  7. Decreased appetite and changes in taste (many patients report metallic taste)


Vitamins and nutrients boost immunity

Researchers have established that nutrient and vitamin supplementation can boost immunity against viral infections (such as COVID-19). In fact, one study has shown that the following nutrients, elements and vitamins have a positive effect on immunity and renal health: [9]

  • Vitamin A: Enhances immune function.
  • Vitamin C: An antioxidant that fights infections by supporting immune cell function; in addition, it improves iron absorption in the body. However, it has been noted that “oxalosis which is the accumulation of the metabolic by-product of ascorbic acid must be inhibited in CKD [chronic kidney disease] patients, therefore intakes greater than 100–200 mg/day should be avoided”.
  • Vitamin D: Promotes healthy immune response. Studies have shown that a deficiency in Vitamin D is associated with heightened susceptibility to respiratory viruses.
  • Vitamin E: An antioxidant that protects cells and promotes immunity. Some studies suggest it has a positive effect on dialysis patients.
  • Quercetin: A flavonoid derived from plant foods. Some studies on COVID patients in New York and China demonstrated that quercetin improved renal function and lowered renal inflammation.
  • Zinc: This essential trace element improves the function of immune cells.
  • Selenium: A trace element that reduces inflammation and promotes healthy immune response.
  • Magnesium: A deficiency of magnesium “might not only lead to weakness of immune response against viral infection such as COVID-19, but also could adversely affect the risk of AKI”.
  • Melatonin: This anti-inflammatory and anti-oxidant element has been found to protect against lung injury during viral infection, and appears to prevent kidney damage too. 

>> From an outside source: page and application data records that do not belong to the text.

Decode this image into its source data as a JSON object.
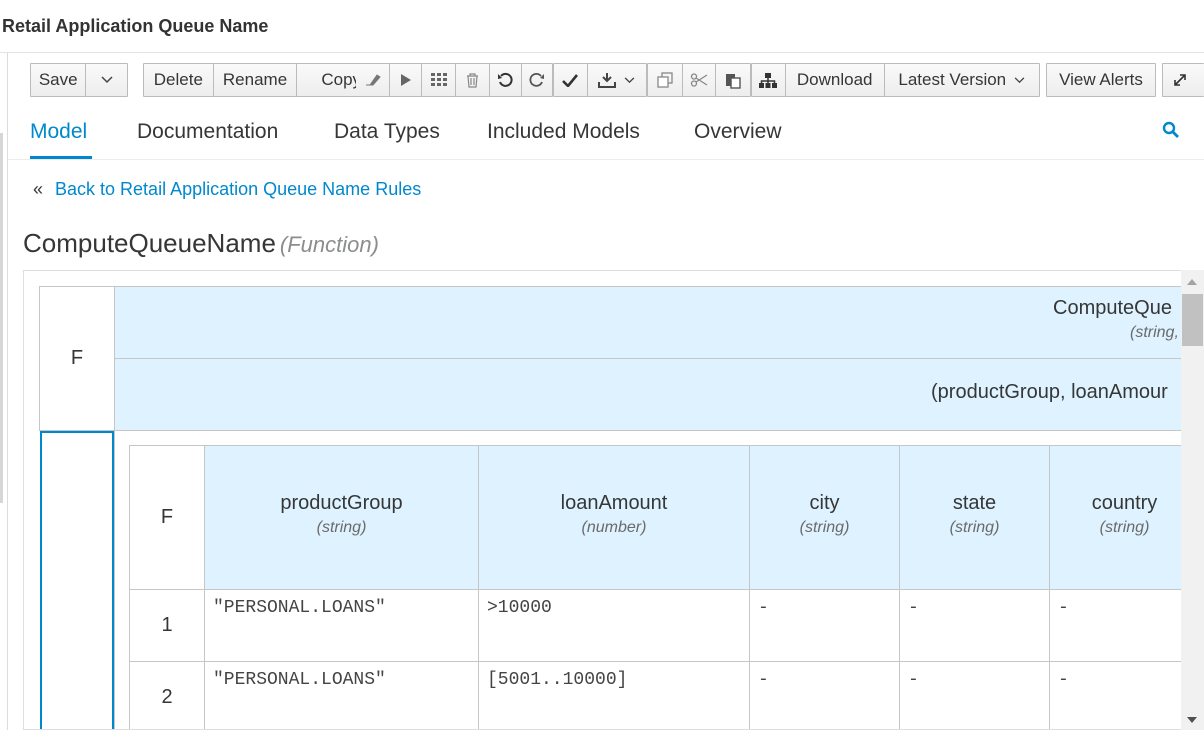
{
  "app": {
    "title": "Retail Application Queue Name"
  },
  "toolbar": {
    "save": "Save",
    "delete": "Delete",
    "rename": "Rename",
    "copy": "Copy",
    "download": "Download",
    "latest_version": "Latest Version",
    "view_alerts": "View Alerts"
  },
  "tabs": [
    {
      "label": "Model",
      "active": true
    },
    {
      "label": "Documentation"
    },
    {
      "label": "Data Types"
    },
    {
      "label": "Included Models"
    },
    {
      "label": "Overview"
    }
  ],
  "back_link": {
    "icon": "«",
    "label": "Back to Retail Application Queue Name Rules"
  },
  "function": {
    "name": "ComputeQueueName",
    "kind": "(Function)"
  },
  "editor": {
    "outer_hit_policy": "F",
    "outer_name": "ComputeQue",
    "outer_type": "(string,",
    "params": "(productGroup, loanAmour",
    "inner_hit_policy": "F",
    "columns": [
      {
        "name": "productGroup",
        "type": "(string)"
      },
      {
        "name": "loanAmount",
        "type": "(number)"
      },
      {
        "name": "city",
        "type": "(string)"
      },
      {
        "name": "state",
        "type": "(string)"
      },
      {
        "name": "country",
        "type": "(string)"
      }
    ],
    "rows": [
      {
        "index": "1",
        "cells": [
          "\"PERSONAL.LOANS\"",
          ">10000",
          "-",
          "-",
          "-"
        ]
      },
      {
        "index": "2",
        "cells": [
          "\"PERSONAL.LOANS\"",
          "[5001..10000]",
          "-",
          "-",
          "-"
        ]
      }
    ]
  },
  "colors": {
    "accent": "#0088ce",
    "header_bg": "#def3ff",
    "selection": "#0088ce"
  }
}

runningTips for maintaining kidney health

  • Eat a healthy diet, rich in fresh fruit and vegetables, lean protein, fibre.
  • Supplement with probiotics, to support healthy digestion and immune function. 6
  • Drink plenty of fresh water daily to help the kidneys perform their function.
  • Maintain a low salt/sodium diet.
  • Maintain a healthy weight and an active lifestyle. 3
  • Check blood sugar, blood pressure and kidney function regularly (especially after the age of 60).
  • Quit smoking.


With this knowledge, HCPs are well-equipped to assist their patients in maintaining good renal health, even if recovering from COVID-19.

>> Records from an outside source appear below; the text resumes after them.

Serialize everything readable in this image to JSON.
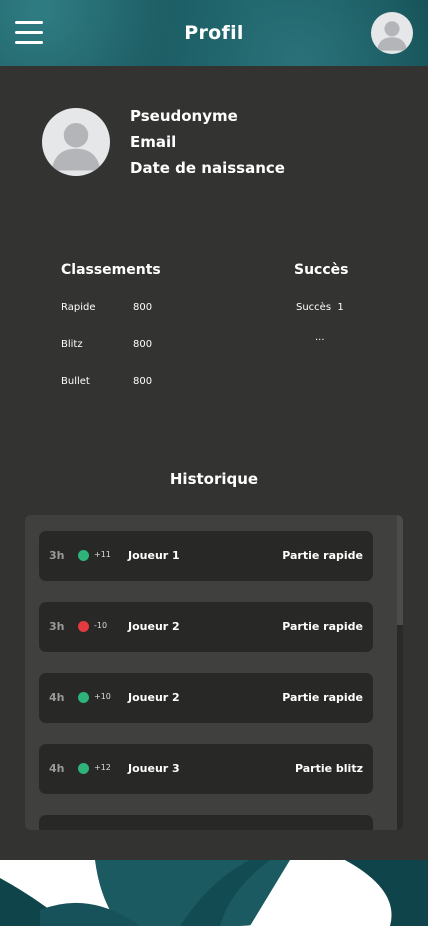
{
  "header": {
    "title": "Profil"
  },
  "profile": {
    "pseudonyme_label": "Pseudonyme",
    "email_label": "Email",
    "birthdate_label": "Date de naissance"
  },
  "rankings": {
    "title": "Classements",
    "items": [
      {
        "label": "Rapide",
        "value": "800"
      },
      {
        "label": "Blitz",
        "value": "800"
      },
      {
        "label": "Bullet",
        "value": "800"
      }
    ]
  },
  "achievements": {
    "title": "Succès",
    "items": [
      "Succès  1",
      "..."
    ]
  },
  "history": {
    "title": "Historique",
    "rows": [
      {
        "time": "3h",
        "result": "win",
        "delta": "+11",
        "player": "Joueur 1",
        "mode": "Partie rapide"
      },
      {
        "time": "3h",
        "result": "loss",
        "delta": "-10",
        "player": "Joueur 2",
        "mode": "Partie rapide"
      },
      {
        "time": "4h",
        "result": "win",
        "delta": "+10",
        "player": "Joueur 2",
        "mode": "Partie rapide"
      },
      {
        "time": "4h",
        "result": "win",
        "delta": "+12",
        "player": "Joueur 3",
        "mode": "Partie blitz"
      }
    ]
  },
  "colors": {
    "header_teal": "#1d646b",
    "panel_bg": "#333331",
    "win_dot": "#2eb37a",
    "loss_dot": "#e23a3f"
  }
}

[1] Matsha, T. and Erasmus, R., 2019. Chronic kidney disease in sub-Saharan Africa. The Lancet Global Health, [online] 7(12), pp.e1587-e1588. Available at: <> [Accessed 19 January 2022].

[2] Nestle Nutrition Institute, 2020. SARS-CoV-2 Nutrition: An Evolving Perspective: As the current pandemic unfolds, paradigms of nutritionally supporting the critically ill patient with SARS-CoV-2 are challenged and ever evolving. Learn from Dr. Juan Ochoa as he reviews evidence for feeding the critically ill patient and shares his experience in providing medical and nutritional treatment to ICU patients seriously compromised by this novel coronavirus.. [video] Available at: <> [Accessed 19 January 2022].

[3] World Kidney Day. 2022. 2022 WKD Theme - World Kidney Day. [online] Available at: <> [Accessed 19 January 2022].

[4] 2020. Coronavirus: Kidney Damage Caused by COVID-19. [online] Available at: <> [Accessed 19 January 2022].

[5] Huizen, J., 2021. What is the link between COVID-19 and kidney health?. [online] Available at: <> [Accessed 19 January 2022].

[6] Gross, O., Moerer, O., Weber, M., Huber, T. and Scheithauer, S., 2020. COVID-19-associated nephritis: early warning for disease severity and complications?. The Lancet, [online] 395(10236), pp.e87-e88. Available at: <> [Accessed 19 January 2022].

[7] Narayana Health Care. 2020. Early Warning Signs of Kidney Disease. [online] Available at: <> [Accessed 19 January 2022].

[8] WebMD. 2021. COVID-19 and Your Kidneys: What You Should Know. [online] Available at: <> [Accessed 19 January 2022].

[9] Askari, H., Sanadgol, N., Azarnezhad, A., Tajbakhsh, A., Rafiei, H., Safarpour, A., Gheibihayat, S., Raeis-Abdollahi, E., Savardashtaki, A., Ghanbariasad, A. and Omidifar, N., 2021. Kidney diseases and COVID-19 infection: causes and effect, supportive therapeutics and nutritional perspectives. Heliyon, [online] 7(1), p.e06008. Available at: <> [Accessed 18 January 2022].